'''

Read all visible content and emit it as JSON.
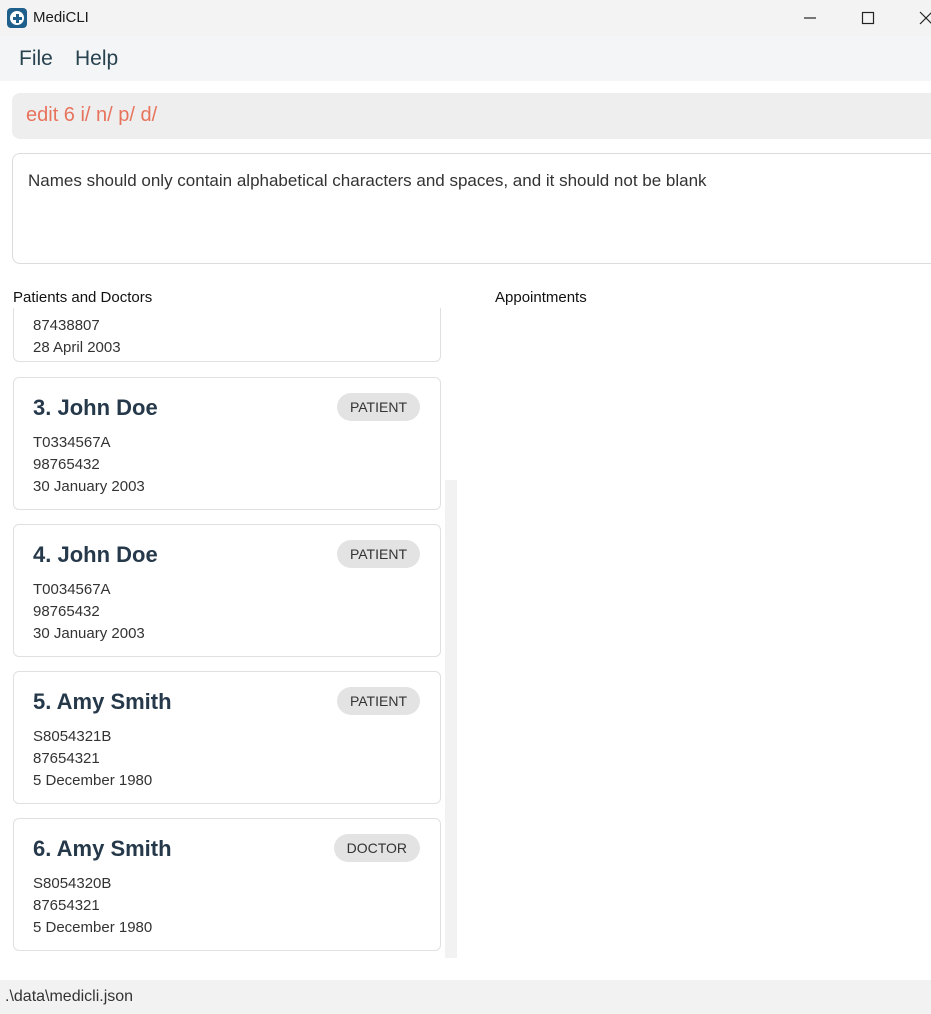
{
  "window": {
    "title": "MediCLI",
    "icon": "medical-cross-icon"
  },
  "menu": {
    "file": "File",
    "help": "Help"
  },
  "command": {
    "value": "edit 6 i/ n/ p/ d/",
    "error_color": "#e8735d"
  },
  "result": {
    "message": "Names should only contain alphabetical characters and spaces, and it should not be blank"
  },
  "sections": {
    "persons": "Patients and Doctors",
    "appointments": "Appointments"
  },
  "partial_card": {
    "phone": "87438807",
    "dob": "28 April 2003"
  },
  "persons": [
    {
      "index": "3.",
      "name": "John Doe",
      "type": "PATIENT",
      "nric": "T0334567A",
      "phone": "98765432",
      "dob": "30 January 2003"
    },
    {
      "index": "4.",
      "name": "John Doe",
      "type": "PATIENT",
      "nric": "T0034567A",
      "phone": "98765432",
      "dob": "30 January 2003"
    },
    {
      "index": "5.",
      "name": "Amy Smith",
      "type": "PATIENT",
      "nric": "S8054321B",
      "phone": "87654321",
      "dob": "5 December 1980"
    },
    {
      "index": "6.",
      "name": "Amy Smith",
      "type": "DOCTOR",
      "nric": "S8054320B",
      "phone": "87654321",
      "dob": "5 December 1980"
    }
  ],
  "card_names": {
    "p0": "3.  John Doe",
    "p1": "4.  John Doe",
    "p2": "5.  Amy Smith",
    "p3": "6.  Amy Smith"
  },
  "status": {
    "path": ".\\data\\medicli.json"
  }
}
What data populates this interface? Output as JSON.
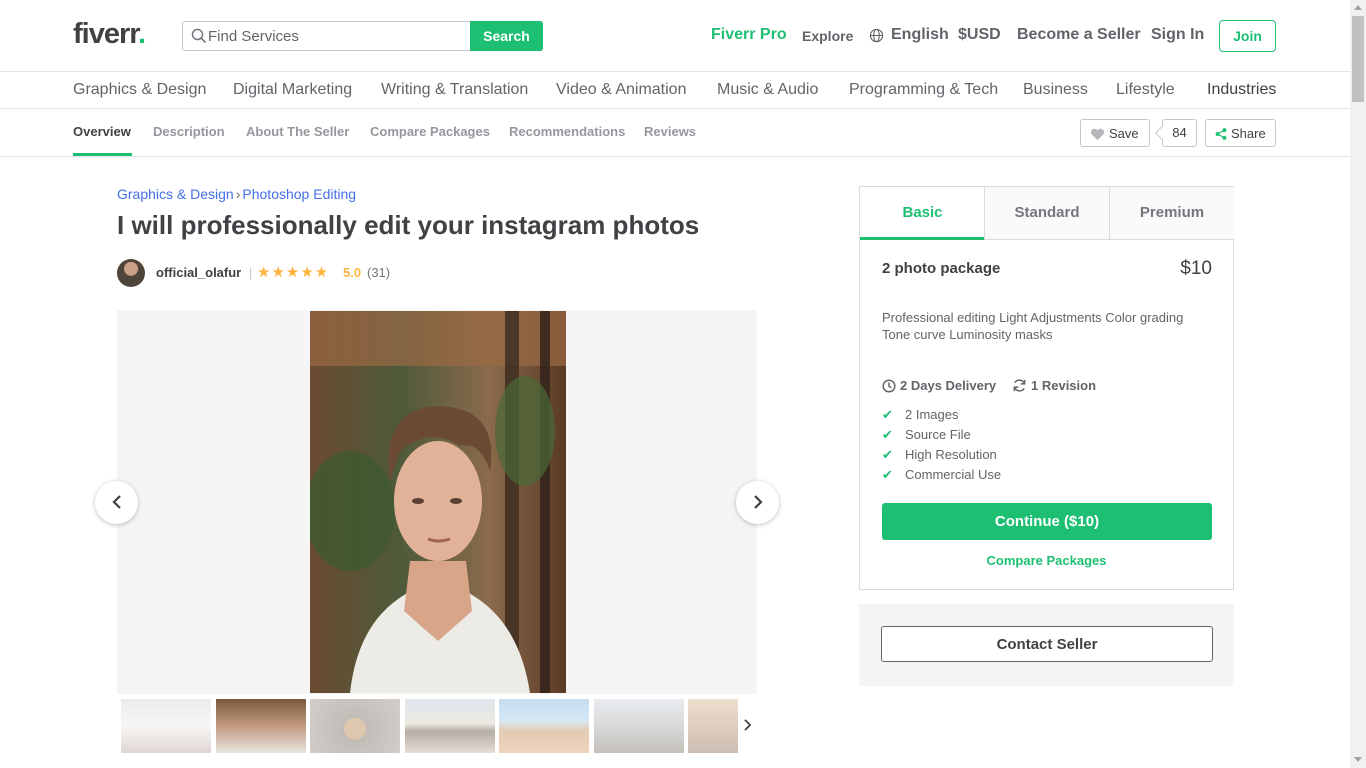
{
  "header": {
    "logo_text": "fiverr",
    "logo_dot": ".",
    "search_placeholder": "Find Services",
    "search_button": "Search",
    "nav": {
      "pro": "Fiverr Pro",
      "explore": "Explore",
      "language": "English",
      "currency": "$USD",
      "become_seller": "Become a Seller",
      "sign_in": "Sign In",
      "join": "Join"
    }
  },
  "categories": [
    "Graphics & Design",
    "Digital Marketing",
    "Writing & Translation",
    "Video & Animation",
    "Music & Audio",
    "Programming & Tech",
    "Business",
    "Lifestyle",
    "Industries"
  ],
  "subnav": {
    "tabs": [
      "Overview",
      "Description",
      "About The Seller",
      "Compare Packages",
      "Recommendations",
      "Reviews"
    ],
    "save_label": "Save",
    "save_count": "84",
    "share_label": "Share"
  },
  "gig": {
    "breadcrumb": [
      "Graphics & Design",
      "Photoshop Editing"
    ],
    "breadcrumb_sep": "›",
    "title": "I will professionally edit your instagram photos",
    "seller_name": "official_olafur",
    "stars": "★★★★★",
    "rating": "5.0",
    "rating_count": "(31)",
    "active_thumbnail": 2,
    "thumbnail_count": 7
  },
  "package": {
    "tabs": [
      "Basic",
      "Standard",
      "Premium"
    ],
    "active_tab": "Basic",
    "name": "2 photo package",
    "price": "$10",
    "description": "Professional editing Light Adjustments Color grading Tone curve Luminosity masks",
    "delivery": "2 Days Delivery",
    "revisions": "1 Revision",
    "features": [
      "2 Images",
      "Source File",
      "High Resolution",
      "Commercial Use"
    ],
    "continue_label": "Continue ($10)",
    "compare_label": "Compare Packages",
    "contact_label": "Contact Seller"
  },
  "colors": {
    "brand_green": "#1dbf73",
    "link_blue": "#446ee7",
    "star_gold": "#ffb33e",
    "text_dark": "#404145"
  }
}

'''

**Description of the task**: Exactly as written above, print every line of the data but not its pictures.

**Response for this exercise**:
Read all visible content and emit it as JSON.
{
  "window": {
    "title": "MediCLI",
    "icon": "medical-cross-icon"
  },
  "menu": {
    "file": "File",
    "help": "Help"
  },
  "command": {
    "value": "edit 6 i/ n/ p/ d/",
    "error_color": "#e8735d"
  },
  "result": {
    "message": "Names should only contain alphabetical characters and spaces, and it should not be blank"
  },
  "sections": {
    "persons": "Patients and Doctors",
    "appointments": "Appointments"
  },
  "partial_card": {
    "phone": "87438807",
    "dob": "28 April 2003"
  },
  "persons": [
    {
      "index": "3.",
      "name": "John Doe",
      "type": "PATIENT",
      "nric": "T0334567A",
      "phone": "98765432",
      "dob": "30 January 2003"
    },
    {
      "index": "4.",
      "name": "John Doe",
      "type": "PATIENT",
      "nric": "T0034567A",
      "phone": "98765432",
      "dob": "30 January 2003"
    },
    {
      "index": "5.",
      "name": "Amy Smith",
      "type": "PATIENT",
      "nric": "S8054321B",
      "phone": "87654321",
      "dob": "5 December 1980"
    },
    {
      "index": "6.",
      "name": "Amy Smith",
      "type": "DOCTOR",
      "nric": "S8054320B",
      "phone": "87654321",
      "dob": "5 December 1980"
    }
  ],
  "card_names": {
    "p0": "3.  John Doe",
    "p1": "4.  John Doe",
    "p2": "5.  Amy Smith",
    "p3": "6.  Amy Smith"
  },
  "status": {
    "path": ".\\data\\medicli.json"
  }
}
What data populates this interface? Output as JSON.
{
  "header": {
    "logo_text": "fiverr",
    "logo_dot": ".",
    "search_placeholder": "Find Services",
    "search_button": "Search",
    "nav": {
      "pro": "Fiverr Pro",
      "explore": "Explore",
      "language": "English",
      "currency": "$USD",
      "become_seller": "Become a Seller",
      "sign_in": "Sign In",
      "join": "Join"
    }
  },
  "categories": [
    "Graphics & Design",
    "Digital Marketing",
    "Writing & Translation",
    "Video & Animation",
    "Music & Audio",
    "Programming & Tech",
    "Business",
    "Lifestyle",
    "Industries"
  ],
  "subnav": {
    "tabs": [
      "Overview",
      "Description",
      "About The Seller",
      "Compare Packages",
      "Recommendations",
      "Reviews"
    ],
    "save_label": "Save",
    "save_count": "84",
    "share_label": "Share"
  },
  "gig": {
    "breadcrumb": [
      "Graphics & Design",
      "Photoshop Editing"
    ],
    "breadcrumb_sep": "›",
    "title": "I will professionally edit your instagram photos",
    "seller_name": "official_olafur",
    "stars": "★★★★★",
    "rating": "5.0",
    "rating_count": "(31)",
    "active_thumbnail": 2,
    "thumbnail_count": 7
  },
  "package": {
    "tabs": [
      "Basic",
      "Standard",
      "Premium"
    ],
    "active_tab": "Basic",
    "name": "2 photo package",
    "price": "$10",
    "description": "Professional editing Light Adjustments Color grading Tone curve Luminosity masks",
    "delivery": "2 Days Delivery",
    "revisions": "1 Revision",
    "features": [
      "2 Images",
      "Source File",
      "High Resolution",
      "Commercial Use"
    ],
    "continue_label": "Continue ($10)",
    "compare_label": "Compare Packages",
    "contact_label": "Contact Seller"
  },
  "colors": {
    "brand_green": "#1dbf73",
    "link_blue": "#446ee7",
    "star_gold": "#ffb33e",
    "text_dark": "#404145"
  }
}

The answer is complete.